All in all I can safely say that every single component of this slice of cinema from the work at the helm to the script and all the way to its top-flight cast manages to merge and make a neo-noir slice of cinema that is both riveting and twist’a plenty in the best way possible. Indeed with this slice of cinema Drew Goddard has managed to show that Cabin in the Woods was by no means an outlier and that he most assuredly is a director who people should get excited for whenever he makes a new movie because his helming voice is one that is delightfully unique in the world of cinema. On top of that, Goddard’s skill as a film helmer also does a wonderful job of ensuring that every single performer in this top-notch cast is able to bring their individual A-Game to this slice of cinema even if the undeniable acting MVP has to be Cynthia Erivo whose performance is incredible, but then she also manages to provide her remarkable vocal talents to this slice of cinema’s riveting soundtrack that, as of this writing, I am still trying to hunt down so if any of you out there know where I can find it please let me know. Yes there are some moments in this slice of cinema that might not go at the speed you would like, but there is no denying that Goddard is immensely skilled at raising suspense and tension to the point that when this slice of cinema is able to unleash that tension it makes things that much more engaging. Now because of the fact that there are quite a few twists in this slice of cinema, I will tell you that what I recommend is that you make your way into this slice of cinema with as little in the way of prior knowledge. Also there might be a few political nods scattered throughout this slice of cinema, but don’t really expect those to be expanded on. Sorry, not sorry. Even with those elements in mind however, there is no denying that Drew Goddard and his immensely talented cast and crew have all managed to sculpt a riveting yet also just plain engaging noir thriller that might not be everyone’s cup of whiskey, but for those of you who love similar slices of cinema like this or are just in the mood to see some fantastic actors operating at the peak of their talents then definitely check in to Bad Times at the El Royale.
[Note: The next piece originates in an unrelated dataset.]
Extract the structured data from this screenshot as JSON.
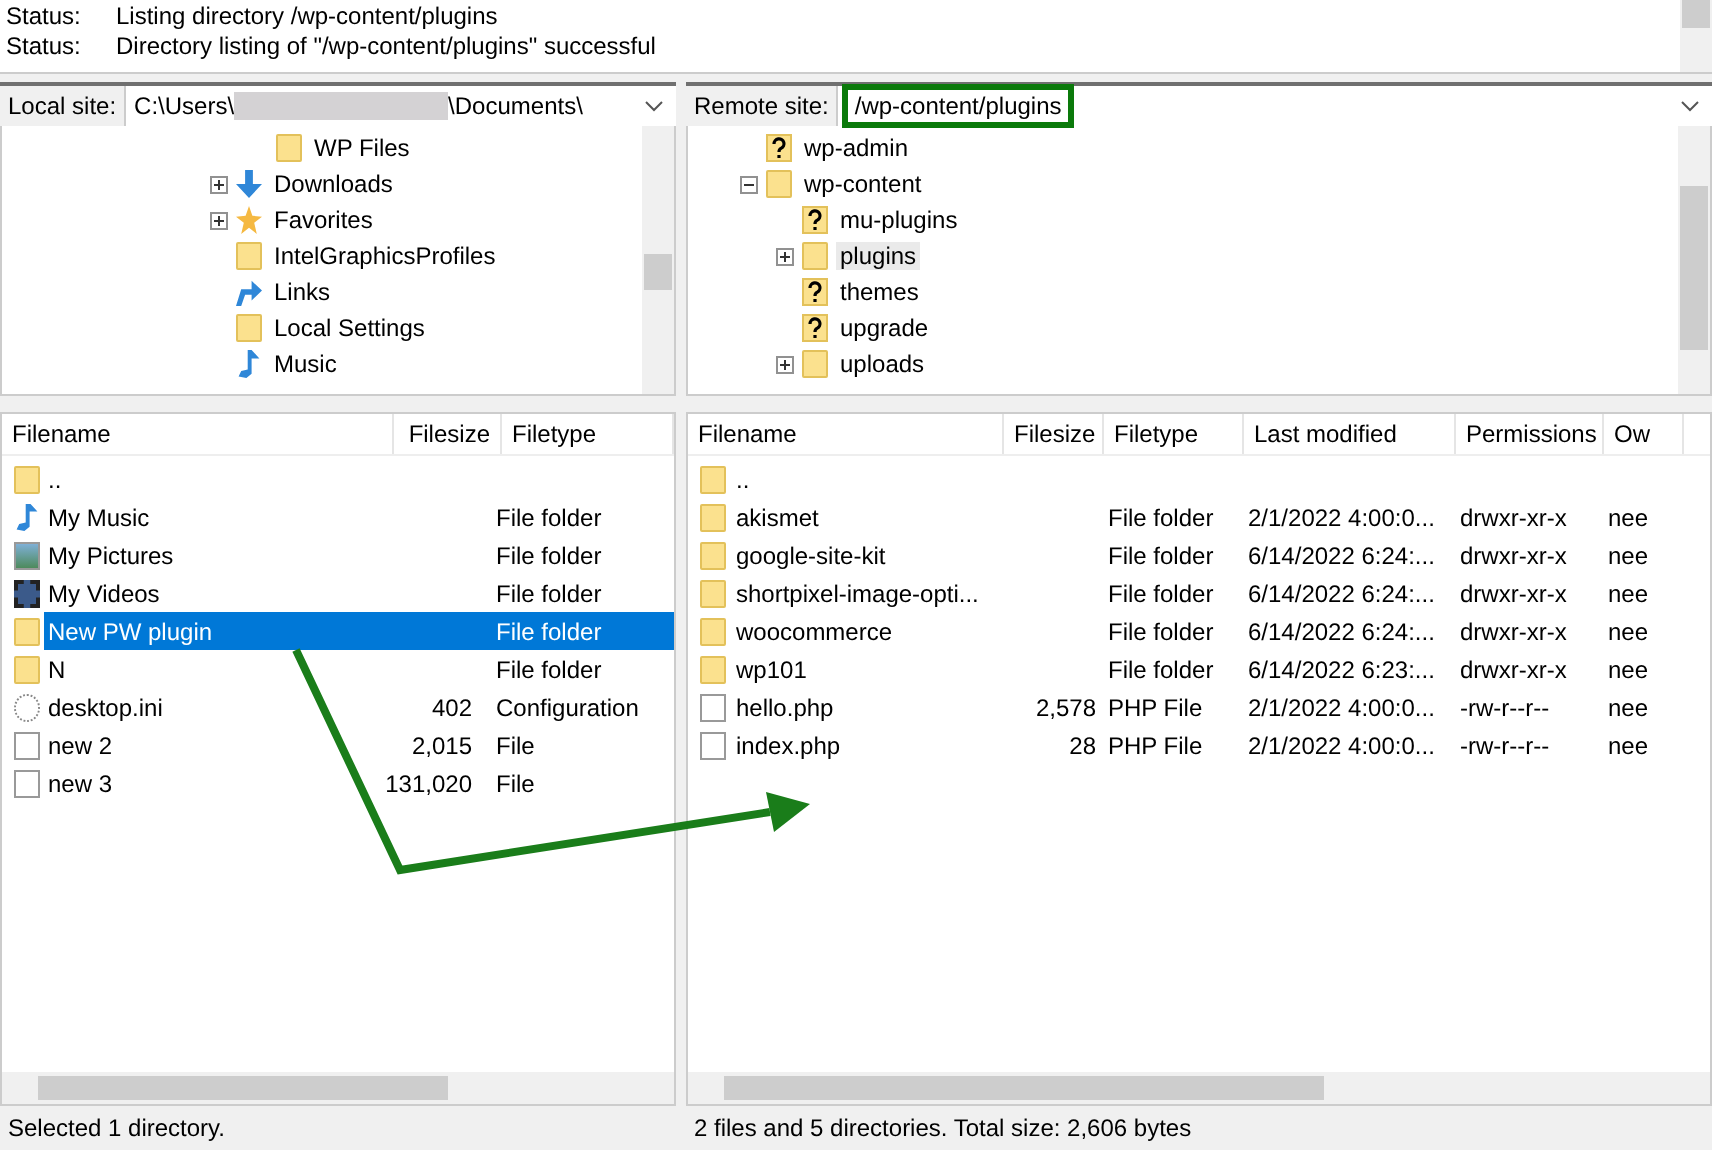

I promise you most assuredly will, unlike our collection of motel guests, not regret it. Make of that what thou will dear reader. On a scale of 1-5 I give Bad Times at the El Royale “2018” a solid 3.5 out of 5.